Since the tweet mentions the second half, let’s look at what he did last season. The guy who was taken third overall in the 2018 draft started well in 2021. Over the first three games, he threw touchdowns and just one interception, and the Panthers were off to a 3-0 start. He ran into trouble against the Cowboys in week four as he was intercepted twice. Still, he tossed a pair of TDs and Carolina did put 28 points on the board. That wasn’t enough as the Panthers took their first loss.

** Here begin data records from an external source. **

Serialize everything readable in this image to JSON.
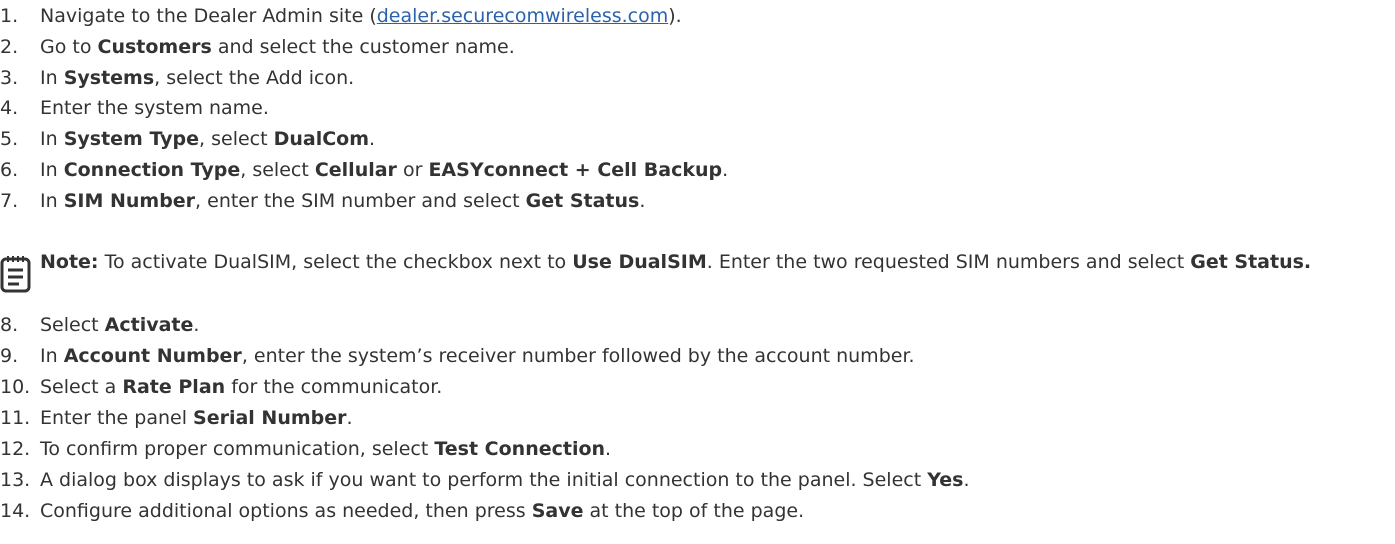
{
  "steps": [
    {
      "num": "1.",
      "parts": [
        "Navigate to the Dealer Admin site (",
        "dealer.securecomwireless.com",
        ")."
      ]
    },
    {
      "num": "2.",
      "parts": [
        "Go to ",
        "Customers",
        " and select the customer name."
      ]
    },
    {
      "num": "3.",
      "parts": [
        "In ",
        "Systems",
        ", select the Add icon."
      ]
    },
    {
      "num": "4.",
      "parts": [
        "Enter the system name."
      ]
    },
    {
      "num": "5.",
      "parts": [
        "In ",
        "System Type",
        ", select ",
        "DualCom",
        "."
      ]
    },
    {
      "num": "6.",
      "parts": [
        "In ",
        "Connection Type",
        ", select ",
        "Cellular",
        " or ",
        "EASYconnect + Cell Backup",
        "."
      ]
    },
    {
      "num": "7.",
      "parts": [
        "In ",
        "SIM Number",
        ", enter the SIM number and select ",
        "Get Status",
        "."
      ]
    },
    {
      "num": "8.",
      "parts": [
        "Select ",
        "Activate",
        "."
      ]
    },
    {
      "num": "9.",
      "parts": [
        "In ",
        "Account Number",
        ", enter the system’s receiver number followed by the account number."
      ]
    },
    {
      "num": "10.",
      "parts": [
        "Select a ",
        "Rate Plan",
        " for the communicator."
      ]
    },
    {
      "num": "11.",
      "parts": [
        "Enter the panel ",
        "Serial Number",
        "."
      ]
    },
    {
      "num": "12.",
      "parts": [
        "To confirm proper communication, select ",
        "Test Connection",
        "."
      ]
    },
    {
      "num": "13.",
      "parts": [
        "A dialog box displays to ask if you want to perform the initial connection to the panel. Select ",
        "Yes",
        "."
      ]
    },
    {
      "num": "14.",
      "parts": [
        "Configure additional options as needed, then press ",
        "Save",
        " at the top of the page."
      ]
    }
  ],
  "note": {
    "label": "Note:",
    "parts": [
      " To activate DualSIM, select the checkbox next to ",
      "Use DualSIM",
      ". Enter the two requested SIM numbers and select ",
      "Get Status."
    ]
  },
  "icons": {
    "note": "note-pad-icon"
  },
  "colors": {
    "text": "#333333",
    "link": "#2b62ad"
  }
}
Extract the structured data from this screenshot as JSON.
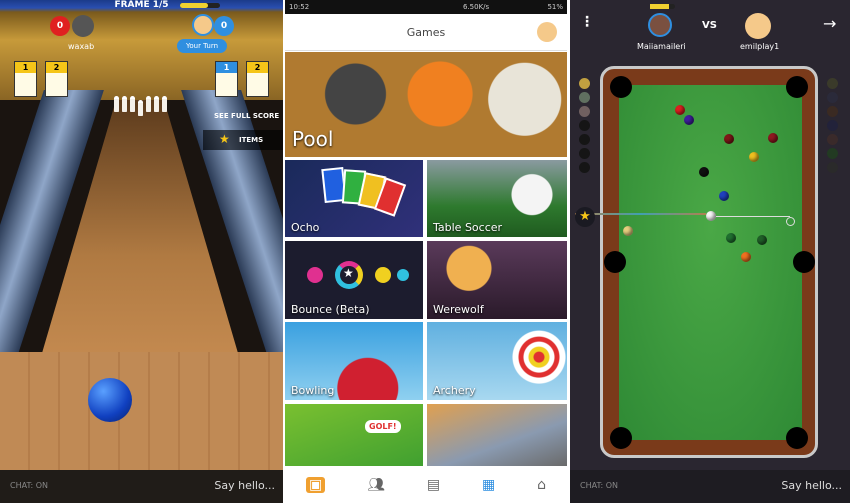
{
  "bowling": {
    "frame": "FRAME 1/5",
    "player1": {
      "name": "waxab",
      "score": "0",
      "frames": [
        "1",
        "2"
      ]
    },
    "player2": {
      "score": "0",
      "turn_label": "Your Turn",
      "frames": [
        "1",
        "2"
      ]
    },
    "see_full_score": "SEE FULL SCORE",
    "items": "ITEMS",
    "chat_status": "CHAT: ON",
    "chat_placeholder": "Say hello..."
  },
  "games": {
    "status_bar": {
      "time": "10:52",
      "network": "6.50K/s",
      "battery": "51%"
    },
    "title": "Games",
    "tiles": [
      {
        "label": "Pool"
      },
      {
        "label": "Ocho"
      },
      {
        "label": "Table Soccer"
      },
      {
        "label": "Bounce (Beta)"
      },
      {
        "label": "Werewolf"
      },
      {
        "label": "Bowling"
      },
      {
        "label": "Archery"
      },
      {
        "label": "GOLF!"
      },
      {
        "label": ""
      }
    ],
    "nav": [
      {
        "icon": "treasure-chest-icon"
      },
      {
        "icon": "friends-icon"
      },
      {
        "icon": "chat-icon"
      },
      {
        "icon": "games-icon",
        "active": true
      },
      {
        "icon": "home-icon"
      }
    ],
    "accent": "#2f8fe0"
  },
  "pool": {
    "player1": "Maiiamaileri",
    "vs": "VS",
    "player2": "emilplay1",
    "chat_status": "CHAT: ON",
    "chat_placeholder": "Say hello..."
  }
}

From there on, the season was a trainwreck for both Darnold and the Panthers. It certainly didn’t help that Christian McCaffrey only played four more games all year, but Darnold was awful. Beginning in week five through week nine, he threw two touchdowns and eight picks.
Darnold himself missed five games, but he was scarcely better when he returned. He went two more games without a touchdown pass, then finally showed signs of life in the season finale with two scores and just one interception. The fact it took him 42 passes to amass those numbers, along with 219 yards amid a 41-17 blowout loss to Tampa Bay is also notable, I believe.
So this is the guy that some pundits think we need in Seattle. Frankly, I wouldn’t want him on the Seahawks if the Panthers picked up his entire salary. Okay, that’s an exaggeration. But if we didn’t need Baker Mayfield, a demonstrably better quarterback, what the heck would we do with Darnold? Not a thing. So let’s stop this nonsense now, shall we? Yes, there might still be an interesting option out there – Gardner Minshew, for one – but